The other plus was I was able to watch the audience even more than I watched the movie. Again, we were a rowdy crowd, so my theater's reactions probably weren't typical. There was an entire group behind me, for instance, who cracked up during the entire movie. Even the Cornucopia scene! Then again, most of the theater also cracked up during Peeta's intense "Will you go? Will you do it?!" plea to Katniss, and rightly so as it made me wince like an out-of-tune violin.
But the best part was watching (and listening to) the audience during Rue's final scene.

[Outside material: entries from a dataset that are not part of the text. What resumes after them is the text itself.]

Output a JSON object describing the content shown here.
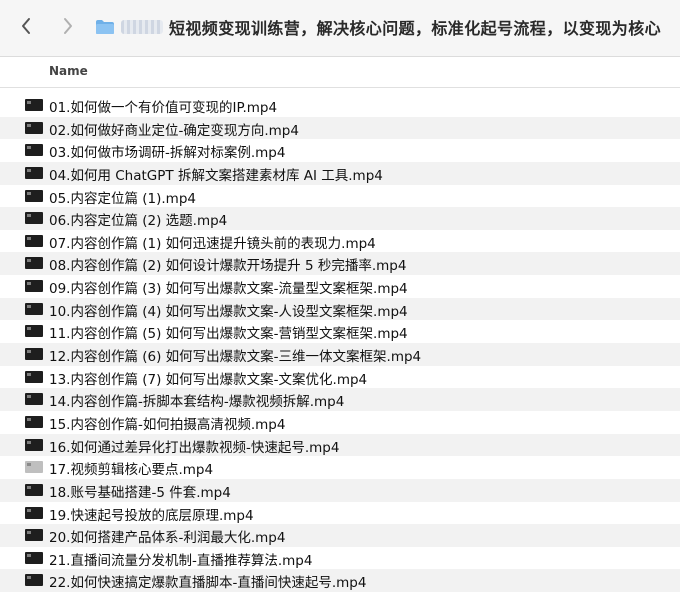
{
  "toolbar": {
    "folder_title": "短视频变现训练营，解决核心问题，标准化起号流程，以变现为核心"
  },
  "columns": {
    "name": "Name"
  },
  "files": [
    {
      "name": "01.如何做一个有价值可变现的IP.mp4",
      "icon": "video-file-icon"
    },
    {
      "name": "02.如何做好商业定位-确定变现方向.mp4",
      "icon": "video-file-icon"
    },
    {
      "name": "03.如何做市场调研-拆解对标案例.mp4",
      "icon": "video-file-icon"
    },
    {
      "name": "04.如何用 ChatGPT 拆解文案搭建素材库 AI 工具.mp4",
      "icon": "video-file-icon"
    },
    {
      "name": "05.内容定位篇 (1).mp4",
      "icon": "video-file-icon"
    },
    {
      "name": "06.内容定位篇 (2) 选题.mp4",
      "icon": "video-file-icon"
    },
    {
      "name": "07.内容创作篇 (1) 如何迅速提升镜头前的表现力.mp4",
      "icon": "video-file-icon"
    },
    {
      "name": "08.内容创作篇 (2) 如何设计爆款开场提升 5 秒完播率.mp4",
      "icon": "video-file-icon"
    },
    {
      "name": "09.内容创作篇 (3) 如何写出爆款文案-流量型文案框架.mp4",
      "icon": "video-file-icon"
    },
    {
      "name": "10.内容创作篇 (4) 如何写出爆款文案-人设型文案框架.mp4",
      "icon": "video-file-icon"
    },
    {
      "name": "11.内容创作篇 (5) 如何写出爆款文案-营销型文案框架.mp4",
      "icon": "video-file-icon"
    },
    {
      "name": "12.内容创作篇 (6) 如何写出爆款文案-三维一体文案框架.mp4",
      "icon": "video-file-icon"
    },
    {
      "name": "13.内容创作篇 (7) 如何写出爆款文案-文案优化.mp4",
      "icon": "video-file-icon"
    },
    {
      "name": "14.内容创作篇-拆脚本套结构-爆款视频拆解.mp4",
      "icon": "video-file-icon"
    },
    {
      "name": "15.内容创作篇-如何拍摄高清视频.mp4",
      "icon": "video-file-icon"
    },
    {
      "name": "16.如何通过差异化打出爆款视频-快速起号.mp4",
      "icon": "video-file-icon"
    },
    {
      "name": "17.视频剪辑核心要点.mp4",
      "icon": "video-file-icon-light"
    },
    {
      "name": "18.账号基础搭建-5 件套.mp4",
      "icon": "video-file-icon"
    },
    {
      "name": "19.快速起号投放的底层原理.mp4",
      "icon": "video-file-icon"
    },
    {
      "name": "20.如何搭建产品体系-利润最大化.mp4",
      "icon": "video-file-icon"
    },
    {
      "name": "21.直播间流量分发机制-直播推荐算法.mp4",
      "icon": "video-file-icon"
    },
    {
      "name": "22.如何快速搞定爆款直播脚本-直播间快速起号.mp4",
      "icon": "video-file-icon"
    }
  ]
}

Picture this. I'm sitting in a dark theater late, late at night. Everyone else is punch-drunk or just literally tipsy. The couple behind me and to my left is making out and has been for most of the movie. Some of my work peeps have made their own group along with other strangers and have made stupid-Peeta jokes for the majority of the film. The people behind me and to my right snickered their way through most of the fighting and have also been on their phones for much of the time. Nobody's quiet, nobody's taking anything seriously; half of the theater is only half-watching the movie.
Then Marvel throws the spear. Katniss ducks. Marvel dies. Katniss turns. And there's Rue with a spear in her chest.
The theater went quiet. I mean, completely quiet. No one moved. No one giggled. One of my coworkers next to me who had thought Glimmer's death was the funniest thing since vintage SNL skits was leaning forward in her chair, her hands covering her mouth. The girl behind us whispered, "Oh no."
The scene played out. Katniss and Rue talked quietly. Katniss sang. Rue died. Katniss lost it.
And behind me, the obnoxious group of coed college kids sniffled. The girl next to me was trying to wipe her eyes subtly.
Watching Hunger Games with my coworkers was great, and not just because they're fun to be with or because we got to see it for free (though both were good reasons as well). I loved watching the movie with them because I got to watch Suzanne Collins stop a bunch of rowdy, fun-loving goofballs in their tracks. We were a mixed group. Some (like myself) had read the books, and some hadn't.
It's easy enough to kill off a puppy or a toddler or something like that in a story. Such a death hammers home the point that Villain X is EVIL and the current reality is GROSSLY FLAWED. So we cry and nod, but deep down we kind of know we're being emotionally manipulated. I mean, puppies? C'mon.
But, somehow, it seems we all have a Prim. It seems we all have a Rue. And when they die, we don't just cry and nod and move on. We sit back and think, "Holy crap. This is messed up beyond belief."
We were all happy by the time we left the theater. It was a great movie, and a lot of people wanted to go out partying. Yet somehow we couldn't completely steer away from Rue and Prim. "Rue just reminded me so much of my niece," the girl next to me said. "I couldn't stop crying." For me, Prim reminded me of my baby sister. Another guy thought of his daughter.
When it comes to toddlers and puppies, it's just socially accepted that their safety comes first. They're tiny and defenseless and whatever. The idea that we'd lay down our lives as adults for them is taken for granted. But Rue and Prim? It's different, because somehow we all have a Rue or a Prim. Someone who isn't completely helpless but whom we'd gladly volunteer for anyways.
I don't know what it is about them. Is it their age? Their big, doe eyes? Or just the fact that most of Collins' audience hits that sweet spot in age where most are too young to have toddlers, but most everyone is old enough to have a little sister, a niece, a student they tutor, something. Whatever their appeal, Collins figured it out. She made the horror of Panem stick.
And it took a late night movie trip with my peeps for me to fully appreciate it.